The Team framed the stakeholder engagements and conversations to identify barriers and solutions. The context for all discussions was the journey young people take from becoming homeless to transitioning out of system support. Based on their own experience navigating the space, our young people defined the journey, consisting of three stages containing nine smaller steps.

This final report provides an overview of the research activities and findings that, taken together, inform and provide the concept for a new digital service for New York City.

The recommended solution provides confidence and transparency to service users looking for the right service to meet their needs and new data for system providers and funders to accelerate and improve service provision. This solution is an ecosystem of tools and services, working together to holistically address the issues confronting youth on the verge of or experiencing homelessness. Designed to help youth navigate, find, and connect with providers in a friendly manner, it bridges the gap between those experiencing housing instability and the provider network with tools to help the provider manage intake, availability, and services. Fundamentally, it establishes a centralized, interoperable dataset that can be used freely by other parties.

To successfully drive better outcomes for young people experiencing or facing homelessness, our recommendation is supported by a range of service and system changes. These systemic changes are an essential aspect of the report, but at a high level, include: 

  • How to incentivize service providers to engage with the solution
  • How we might use our solution to help the service system better “see” and understand itself and where issues might lie
  • What we measure (and how) to determine the impact of the solution, and how this supports a positive feedback loop to ensure improved service provision
  • How we engage, upskill, and retain young people with lived experience to provide support to their peers
  • What concerns, e.g., privacy, data sovereignty, digital inclusion, etc., might require government support or reform for effective implementation

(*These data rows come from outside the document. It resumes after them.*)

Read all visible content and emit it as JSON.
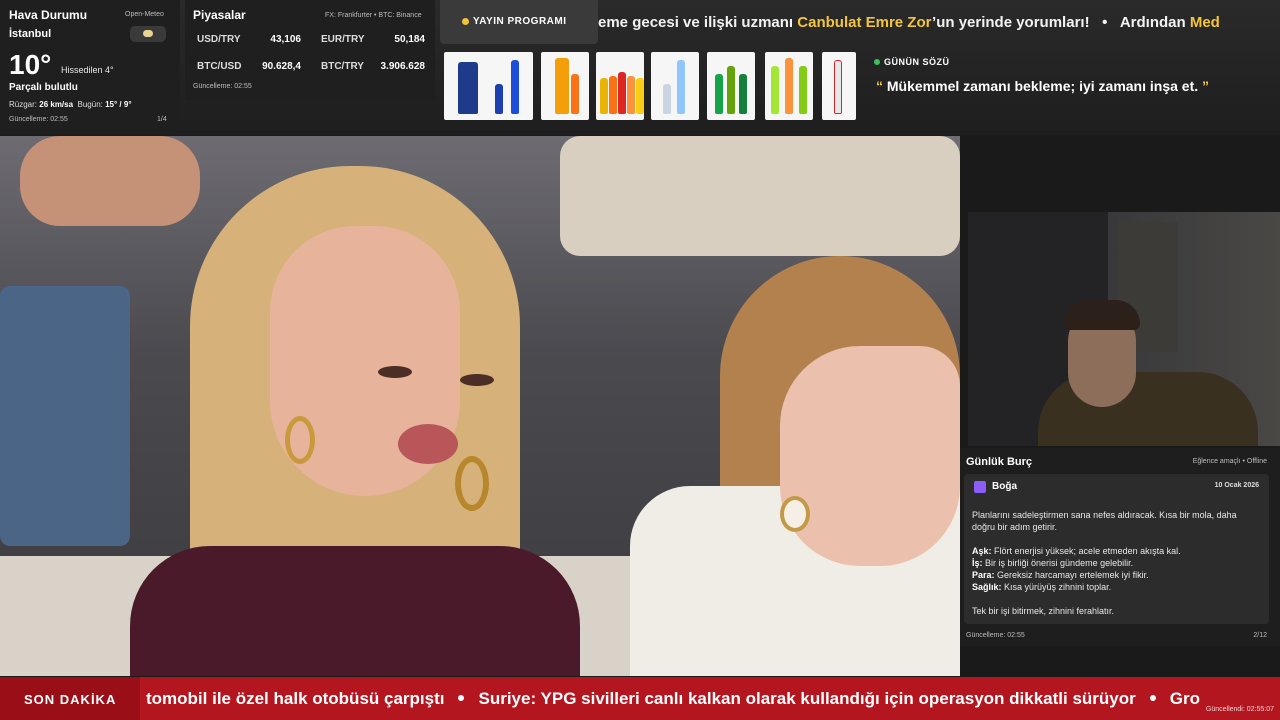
{
  "weather": {
    "title": "Hava Durumu",
    "source": "Open-Meteo",
    "city": "İstanbul",
    "temperature": "10°",
    "feels_like": "Hissedilen 4°",
    "condition": "Parçalı bulutlu",
    "wind_label": "Rüzgar:",
    "wind_value": "26 km/sa",
    "today_label": "Bugün:",
    "today_value": "15° / 9°",
    "updated": "Güncelleme: 02:55",
    "page": "1/4",
    "icon": "partly-cloudy-icon"
  },
  "markets": {
    "title": "Piyasalar",
    "source": "FX: Frankfurter • BTC: Binance",
    "items": [
      {
        "name": "USD/TRY",
        "value": "43,106"
      },
      {
        "name": "EUR/TRY",
        "value": "50,184"
      },
      {
        "name": "BTC/USD",
        "value": "90.628,4"
      },
      {
        "name": "BTC/TRY",
        "value": "3.906.628"
      }
    ],
    "updated": "Güncelleme: 02:55"
  },
  "tv_guide": {
    "label": "YAYIN PROGRAMI"
  },
  "headline": {
    "prefix": "eme gecesi ve ilişki uzmanı ",
    "highlight": "Canbulat Emre Zor",
    "suffix": "’un yerinde yorumları!",
    "next": "Ardından ",
    "next_highlight": "Med"
  },
  "quote": {
    "title": "GÜNÜN SÖZÜ",
    "text": "Mükemmel zamanı bekleme; iyi zamanı inşa et.",
    "open_mark": "“",
    "close_mark": "”"
  },
  "horoscope": {
    "title": "Günlük Burç",
    "tag": "Eğlence amaçlı • Offline",
    "sign": "Boğa",
    "date": "10 Ocak 2026",
    "intro": "Planlarını sadeleştirmen sana nefes aldıracak. Kısa bir mola, daha doğru bir adım getirir.",
    "love_label": "Aşk:",
    "love": "Flört enerjisi yüksek; acele etmeden akışta kal.",
    "work_label": "İş:",
    "work": "Bir iş birliği önerisi gündeme gelebilir.",
    "money_label": "Para:",
    "money": "Gereksiz harcamayı ertelemek iyi fikir.",
    "health_label": "Sağlık:",
    "health": "Kısa yürüyüş zihnini toplar.",
    "closing": "Tek bir işi bitirmek, zihnini ferahlatır.",
    "updated": "Güncelleme: 02:55",
    "page": "2/12"
  },
  "ticker": {
    "label": "SON DAKİKA",
    "item1": "tomobil ile özel halk otobüsü çarpıştı",
    "item2": "Suriye: YPG sivilleri canlı kalkan olarak kullandığı için operasyon dikkatli sürüyor",
    "item3": "Gro",
    "updated": "Güncellendi: 02:55:07",
    "color": "#b41620"
  }
}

We establish a virtuous cycle: more and better information, enabling users to more quickly and confidently connect to provider services, more learning from the use of the platform – especially about when young people need help – and improved, more targeted services from that learning. People can be helped earlier and earlier in the cycle of homelessness, with more and better prevention services, thereby reducing homelessness.